== Segment start ==

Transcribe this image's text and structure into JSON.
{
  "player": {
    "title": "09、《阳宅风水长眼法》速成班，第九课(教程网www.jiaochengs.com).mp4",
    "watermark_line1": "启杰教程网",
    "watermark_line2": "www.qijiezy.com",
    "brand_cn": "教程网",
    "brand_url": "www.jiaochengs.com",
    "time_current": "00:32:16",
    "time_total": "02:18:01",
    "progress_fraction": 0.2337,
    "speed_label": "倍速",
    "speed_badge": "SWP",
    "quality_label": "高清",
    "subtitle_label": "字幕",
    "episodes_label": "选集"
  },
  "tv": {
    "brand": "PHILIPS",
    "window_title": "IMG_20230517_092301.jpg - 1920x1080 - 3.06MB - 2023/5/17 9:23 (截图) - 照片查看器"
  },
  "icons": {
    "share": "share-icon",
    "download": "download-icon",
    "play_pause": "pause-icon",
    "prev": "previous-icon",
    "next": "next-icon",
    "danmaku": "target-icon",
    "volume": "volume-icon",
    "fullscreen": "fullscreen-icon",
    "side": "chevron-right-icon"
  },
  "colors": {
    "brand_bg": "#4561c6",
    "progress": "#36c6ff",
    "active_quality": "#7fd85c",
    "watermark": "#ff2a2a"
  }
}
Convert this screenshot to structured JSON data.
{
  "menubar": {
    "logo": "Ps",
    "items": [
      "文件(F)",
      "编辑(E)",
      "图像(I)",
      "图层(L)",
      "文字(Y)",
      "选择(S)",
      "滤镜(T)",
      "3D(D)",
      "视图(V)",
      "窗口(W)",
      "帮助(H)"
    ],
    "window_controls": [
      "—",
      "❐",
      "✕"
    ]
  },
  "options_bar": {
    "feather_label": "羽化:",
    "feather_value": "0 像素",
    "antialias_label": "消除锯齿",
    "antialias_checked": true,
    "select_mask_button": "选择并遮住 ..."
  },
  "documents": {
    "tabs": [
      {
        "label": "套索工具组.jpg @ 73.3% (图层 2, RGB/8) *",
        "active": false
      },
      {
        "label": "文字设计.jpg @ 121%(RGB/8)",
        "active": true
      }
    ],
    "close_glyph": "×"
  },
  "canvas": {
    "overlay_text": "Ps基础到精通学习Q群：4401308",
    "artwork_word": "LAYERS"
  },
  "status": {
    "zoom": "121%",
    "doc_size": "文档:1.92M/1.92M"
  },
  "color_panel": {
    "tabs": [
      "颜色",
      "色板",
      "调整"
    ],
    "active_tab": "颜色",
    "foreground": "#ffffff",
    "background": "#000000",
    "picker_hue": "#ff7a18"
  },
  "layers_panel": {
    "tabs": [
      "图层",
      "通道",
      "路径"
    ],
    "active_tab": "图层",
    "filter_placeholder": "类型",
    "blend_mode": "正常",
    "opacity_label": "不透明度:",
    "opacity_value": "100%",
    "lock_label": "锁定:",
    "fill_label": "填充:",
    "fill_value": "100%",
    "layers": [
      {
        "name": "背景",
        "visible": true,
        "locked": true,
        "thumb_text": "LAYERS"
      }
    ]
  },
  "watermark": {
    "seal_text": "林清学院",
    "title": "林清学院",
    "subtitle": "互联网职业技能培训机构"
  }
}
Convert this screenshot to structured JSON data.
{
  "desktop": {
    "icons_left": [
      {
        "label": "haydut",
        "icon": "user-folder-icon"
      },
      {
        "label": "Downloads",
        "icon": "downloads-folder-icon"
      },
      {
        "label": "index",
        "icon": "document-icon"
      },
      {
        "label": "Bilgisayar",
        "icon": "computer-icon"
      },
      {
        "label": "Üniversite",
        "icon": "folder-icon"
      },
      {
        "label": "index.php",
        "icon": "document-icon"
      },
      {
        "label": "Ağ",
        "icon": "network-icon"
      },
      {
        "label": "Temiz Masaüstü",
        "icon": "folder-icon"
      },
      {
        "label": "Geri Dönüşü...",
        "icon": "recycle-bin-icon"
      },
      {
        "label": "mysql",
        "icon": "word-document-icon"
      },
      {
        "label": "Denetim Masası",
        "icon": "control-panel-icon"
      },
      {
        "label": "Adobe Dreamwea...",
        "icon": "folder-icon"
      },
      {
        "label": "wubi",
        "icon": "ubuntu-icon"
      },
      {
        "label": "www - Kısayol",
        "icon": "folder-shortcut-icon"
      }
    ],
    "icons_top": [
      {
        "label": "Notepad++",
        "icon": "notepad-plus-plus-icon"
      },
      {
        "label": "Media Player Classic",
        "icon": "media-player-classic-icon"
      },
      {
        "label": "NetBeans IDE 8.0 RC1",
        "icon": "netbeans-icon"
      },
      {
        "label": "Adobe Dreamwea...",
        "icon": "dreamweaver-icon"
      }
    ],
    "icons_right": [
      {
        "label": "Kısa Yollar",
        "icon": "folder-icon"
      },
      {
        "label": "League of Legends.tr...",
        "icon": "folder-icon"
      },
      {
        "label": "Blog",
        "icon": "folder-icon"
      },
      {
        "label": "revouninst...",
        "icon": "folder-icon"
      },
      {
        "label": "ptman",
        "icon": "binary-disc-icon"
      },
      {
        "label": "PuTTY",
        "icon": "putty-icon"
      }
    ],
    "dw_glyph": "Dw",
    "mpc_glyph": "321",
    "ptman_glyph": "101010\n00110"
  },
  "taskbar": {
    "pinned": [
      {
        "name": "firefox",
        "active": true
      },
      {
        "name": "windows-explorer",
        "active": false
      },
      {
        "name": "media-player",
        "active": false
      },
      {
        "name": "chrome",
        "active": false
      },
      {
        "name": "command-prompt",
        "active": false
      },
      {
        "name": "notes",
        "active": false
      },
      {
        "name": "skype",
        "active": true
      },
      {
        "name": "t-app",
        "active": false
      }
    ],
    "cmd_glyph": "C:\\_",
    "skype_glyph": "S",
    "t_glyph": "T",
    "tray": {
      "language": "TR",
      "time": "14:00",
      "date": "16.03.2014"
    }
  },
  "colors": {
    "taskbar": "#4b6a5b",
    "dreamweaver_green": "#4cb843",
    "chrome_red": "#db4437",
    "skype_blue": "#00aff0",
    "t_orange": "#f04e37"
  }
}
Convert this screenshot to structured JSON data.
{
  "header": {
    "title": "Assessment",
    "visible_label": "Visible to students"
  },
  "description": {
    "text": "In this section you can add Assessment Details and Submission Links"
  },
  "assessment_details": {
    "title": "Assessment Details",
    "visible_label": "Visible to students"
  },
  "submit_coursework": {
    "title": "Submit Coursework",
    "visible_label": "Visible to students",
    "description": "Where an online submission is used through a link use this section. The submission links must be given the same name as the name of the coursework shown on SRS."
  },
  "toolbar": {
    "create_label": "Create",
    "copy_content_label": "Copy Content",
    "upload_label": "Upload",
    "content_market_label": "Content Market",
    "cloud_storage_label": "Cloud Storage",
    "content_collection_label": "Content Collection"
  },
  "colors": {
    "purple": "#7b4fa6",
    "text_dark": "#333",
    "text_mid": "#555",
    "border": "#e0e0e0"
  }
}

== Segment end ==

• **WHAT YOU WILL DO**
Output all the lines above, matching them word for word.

• **THE ANSWER**
Transcribe this image's text and structure into JSON.
{
  "player": {
    "title": "09、《阳宅风水长眼法》速成班，第九课(教程网www.jiaochengs.com).mp4",
    "watermark_line1": "启杰教程网",
    "watermark_line2": "www.qijiezy.com",
    "brand_cn": "教程网",
    "brand_url": "www.jiaochengs.com",
    "time_current": "00:32:16",
    "time_total": "02:18:01",
    "progress_fraction": 0.2337,
    "speed_label": "倍速",
    "speed_badge": "SWP",
    "quality_label": "高清",
    "subtitle_label": "字幕",
    "episodes_label": "选集"
  },
  "tv": {
    "brand": "PHILIPS",
    "window_title": "IMG_20230517_092301.jpg - 1920x1080 - 3.06MB - 2023/5/17 9:23 (截图) - 照片查看器"
  },
  "icons": {
    "share": "share-icon",
    "download": "download-icon",
    "play_pause": "pause-icon",
    "prev": "previous-icon",
    "next": "next-icon",
    "danmaku": "target-icon",
    "volume": "volume-icon",
    "fullscreen": "fullscreen-icon",
    "side": "chevron-right-icon"
  },
  "colors": {
    "brand_bg": "#4561c6",
    "progress": "#36c6ff",
    "active_quality": "#7fd85c",
    "watermark": "#ff2a2a"
  }
}
Convert this screenshot to structured JSON data.
{
  "menubar": {
    "logo": "Ps",
    "items": [
      "文件(F)",
      "编辑(E)",
      "图像(I)",
      "图层(L)",
      "文字(Y)",
      "选择(S)",
      "滤镜(T)",
      "3D(D)",
      "视图(V)",
      "窗口(W)",
      "帮助(H)"
    ],
    "window_controls": [
      "—",
      "❐",
      "✕"
    ]
  },
  "options_bar": {
    "feather_label": "羽化:",
    "feather_value": "0 像素",
    "antialias_label": "消除锯齿",
    "antialias_checked": true,
    "select_mask_button": "选择并遮住 ..."
  },
  "documents": {
    "tabs": [
      {
        "label": "套索工具组.jpg @ 73.3% (图层 2, RGB/8) *",
        "active": false
      },
      {
        "label": "文字设计.jpg @ 121%(RGB/8)",
        "active": true
      }
    ],
    "close_glyph": "×"
  },
  "canvas": {
    "overlay_text": "Ps基础到精通学习Q群：4401308",
    "artwork_word": "LAYERS"
  },
  "status": {
    "zoom": "121%",
    "doc_size": "文档:1.92M/1.92M"
  },
  "color_panel": {
    "tabs": [
      "颜色",
      "色板",
      "调整"
    ],
    "active_tab": "颜色",
    "foreground": "#ffffff",
    "background": "#000000",
    "picker_hue": "#ff7a18"
  },
  "layers_panel": {
    "tabs": [
      "图层",
      "通道",
      "路径"
    ],
    "active_tab": "图层",
    "filter_placeholder": "类型",
    "blend_mode": "正常",
    "opacity_label": "不透明度:",
    "opacity_value": "100%",
    "lock_label": "锁定:",
    "fill_label": "填充:",
    "fill_value": "100%",
    "layers": [
      {
        "name": "背景",
        "visible": true,
        "locked": true,
        "thumb_text": "LAYERS"
      }
    ]
  },
  "watermark": {
    "seal_text": "林清学院",
    "title": "林清学院",
    "subtitle": "互联网职业技能培训机构"
  }
}
Convert this screenshot to structured JSON data.
{
  "desktop": {
    "icons_left": [
      {
        "label": "haydut",
        "icon": "user-folder-icon"
      },
      {
        "label": "Downloads",
        "icon": "downloads-folder-icon"
      },
      {
        "label": "index",
        "icon": "document-icon"
      },
      {
        "label": "Bilgisayar",
        "icon": "computer-icon"
      },
      {
        "label": "Üniversite",
        "icon": "folder-icon"
      },
      {
        "label": "index.php",
        "icon": "document-icon"
      },
      {
        "label": "Ağ",
        "icon": "network-icon"
      },
      {
        "label": "Temiz Masaüstü",
        "icon": "folder-icon"
      },
      {
        "label": "Geri Dönüşü...",
        "icon": "recycle-bin-icon"
      },
      {
        "label": "mysql",
        "icon": "word-document-icon"
      },
      {
        "label": "Denetim Masası",
        "icon": "control-panel-icon"
      },
      {
        "label": "Adobe Dreamwea...",
        "icon": "folder-icon"
      },
      {
        "label": "wubi",
        "icon": "ubuntu-icon"
      },
      {
        "label": "www - Kısayol",
        "icon": "folder-shortcut-icon"
      }
    ],
    "icons_top": [
      {
        "label": "Notepad++",
        "icon": "notepad-plus-plus-icon"
      },
      {
        "label": "Media Player Classic",
        "icon": "media-player-classic-icon"
      },
      {
        "label": "NetBeans IDE 8.0 RC1",
        "icon": "netbeans-icon"
      },
      {
        "label": "Adobe Dreamwea...",
        "icon": "dreamweaver-icon"
      }
    ],
    "icons_right": [
      {
        "label": "Kısa Yollar",
        "icon": "folder-icon"
      },
      {
        "label": "League of Legends.tr...",
        "icon": "folder-icon"
      },
      {
        "label": "Blog",
        "icon": "folder-icon"
      },
      {
        "label": "revouninst...",
        "icon": "folder-icon"
      },
      {
        "label": "ptman",
        "icon": "binary-disc-icon"
      },
      {
        "label": "PuTTY",
        "icon": "putty-icon"
      }
    ],
    "dw_glyph": "Dw",
    "mpc_glyph": "321",
    "ptman_glyph": "101010\n00110"
  },
  "taskbar": {
    "pinned": [
      {
        "name": "firefox",
        "active": true
      },
      {
        "name": "windows-explorer",
        "active": false
      },
      {
        "name": "media-player",
        "active": false
      },
      {
        "name": "chrome",
        "active": false
      },
      {
        "name": "command-prompt",
        "active": false
      },
      {
        "name": "notes",
        "active": false
      },
      {
        "name": "skype",
        "active": true
      },
      {
        "name": "t-app",
        "active": false
      }
    ],
    "cmd_glyph": "C:\\_",
    "skype_glyph": "S",
    "t_glyph": "T",
    "tray": {
      "language": "TR",
      "time": "14:00",
      "date": "16.03.2014"
    }
  },
  "colors": {
    "taskbar": "#4b6a5b",
    "dreamweaver_green": "#4cb843",
    "chrome_red": "#db4437",
    "skype_blue": "#00aff0",
    "t_orange": "#f04e37"
  }
}
Convert this screenshot to structured JSON data.
{
  "header": {
    "title": "Assessment",
    "visible_label": "Visible to students"
  },
  "description": {
    "text": "In this section you can add Assessment Details and Submission Links"
  },
  "assessment_details": {
    "title": "Assessment Details",
    "visible_label": "Visible to students"
  },
  "submit_coursework": {
    "title": "Submit Coursework",
    "visible_label": "Visible to students",
    "description": "Where an online submission is used through a link use this section. The submission links must be given the same name as the name of the coursework shown on SRS."
  },
  "toolbar": {
    "create_label": "Create",
    "copy_content_label": "Copy Content",
    "upload_label": "Upload",
    "content_market_label": "Content Market",
    "cloud_storage_label": "Cloud Storage",
    "content_collection_label": "Content Collection"
  },
  "colors": {
    "purple": "#7b4fa6",
    "text_dark": "#333",
    "text_mid": "#555",
    "border": "#e0e0e0"
  }
}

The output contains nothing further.